The easiest way to personalise a watch is by the choice of strap. Some brands now supply extra straps as standard with a quick, ingenious way to change it, perhaps accompanied by a special tool — the latest must-have accessory.
Vacheron Constantin leads the field; its redesigned Overseas collection in steel looks handsome and modern with a trendily blue dial in a particularly lovely shade. Its three strap options — a perfectly matched alligator strap, a bracelet based on the brand’s Maltese cross symbol and a practical rubber strap — each create a different mood while a docking system ensures that they fit smoothly in the lugs.
“We were thinking about functions other than timekeeping that are useful to the end-user,” says artistic director Christian Selmoni.
An interchangeable strap system is useful in a modern world where versatility is more and more of an asset, even for high-end brands

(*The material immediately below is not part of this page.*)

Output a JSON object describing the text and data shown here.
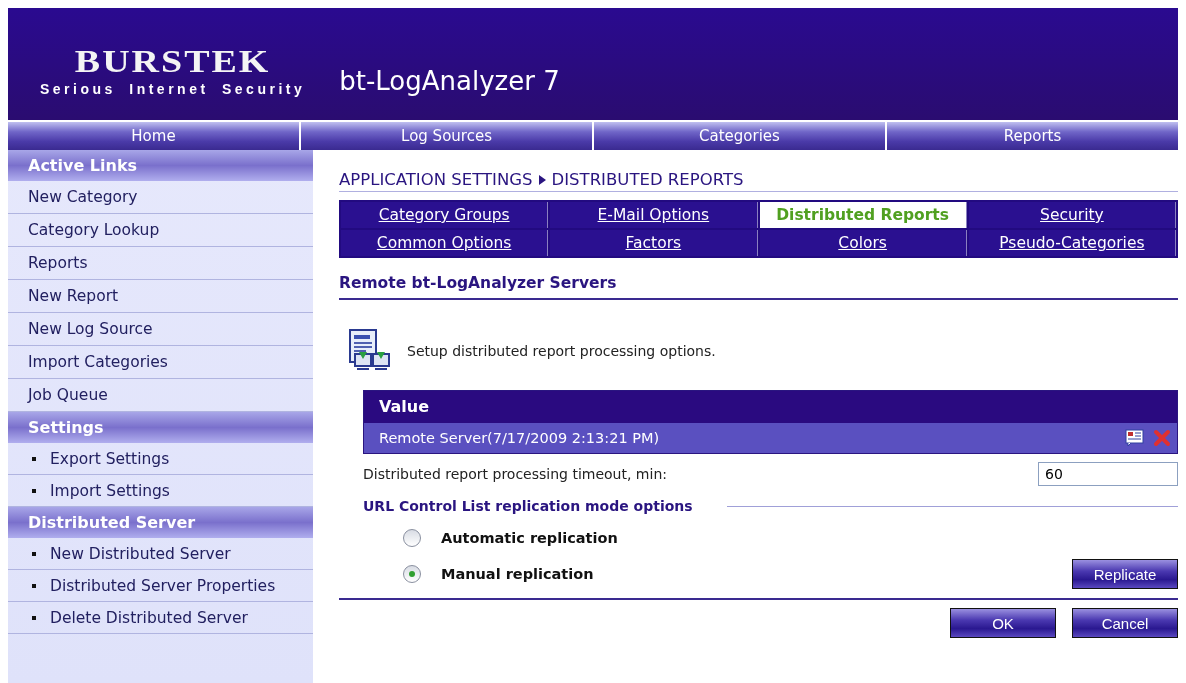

Ralph Lauren’s new women’s model, the slim, elegant RL888, has no fewer than 40 coloured strap variants, in crocodile, satin, grosgrain or stitched calf. Featuring the brand’s signature art deco Roman and Arabic mixed figures on a white lacquered dial, the watch comes in two sizes, the larger of which appeals to men, too.
It is, according to CEO Luc Perramond, “not a ‘fashion’ watch, but intended to become a stylish, timeless icon. Women also want fun from accessories and each colour gives the watch a new character.” Despite each crocodile strap costing £340, customers are already ordering the whole set in a bespoke black crocodile box.
The new Selleria Black Edition from Fendi — fast upgrading its watch offer — boasts a diamond-enriched case design, as well as three interchangeable black straps: a Cuoio Romano leather strap with traditional selleria hand-stitching, an alligator strap and a calfskin version with blue stitching.
Versace, another brand upgrading its watches, offers interchangeable leather straps with a steel bracelet in bronze, black or navy metallic PVD; you can also change the bezel top ring from the brand logo to a tachymeter. And Hublot’s One Click system on Big Bang models enables you to snap straps on and off, though you have to buy the extra straps.
The biggest change in straps is the popularity of the sporty-looking fabric Nato strap, derived from a 1973 military original. It passes through loops so it is simple to change and adjust.
Tudor has offered an extra fabric strap on all its Heritage models since 2010. They are made by a traditional passementerie company in France, with any pattern woven in. Its newest is the faded, fine-striped khaki strap, which comes with the vintage-looking Black Bay Bronze, along with an “aged” leather one. Its Pelagos diving models have an extra rubber strap.
Omega has also embraced the Nato strap after the runaway success of its special James Bond model for Spectre, with its black and grey striped strap. There are eight strap variants in two sizes, which fit a wide range of models and come with an instruction manual and tool kit. Bulova’s re-edited Moonwatch also has two straps — in black, textured leather and NASA-style nylon based on the original.
Timex have also responded to the desire for changeability by launching a wide range of cheerfully striped nylon or soft leather straps for their new two-size Weekender model. “We responded to customers’ requests to add a splash of colour,” says UK marketing manager Stephanie Rigby. “This is an affordable way to change your look in a matter of seconds.”
While the Timex straps are £14.99 each, a bespoke erotic Blancpain creation is well over £300,000. Whatever you desire in a watch, there is individuality for everyone.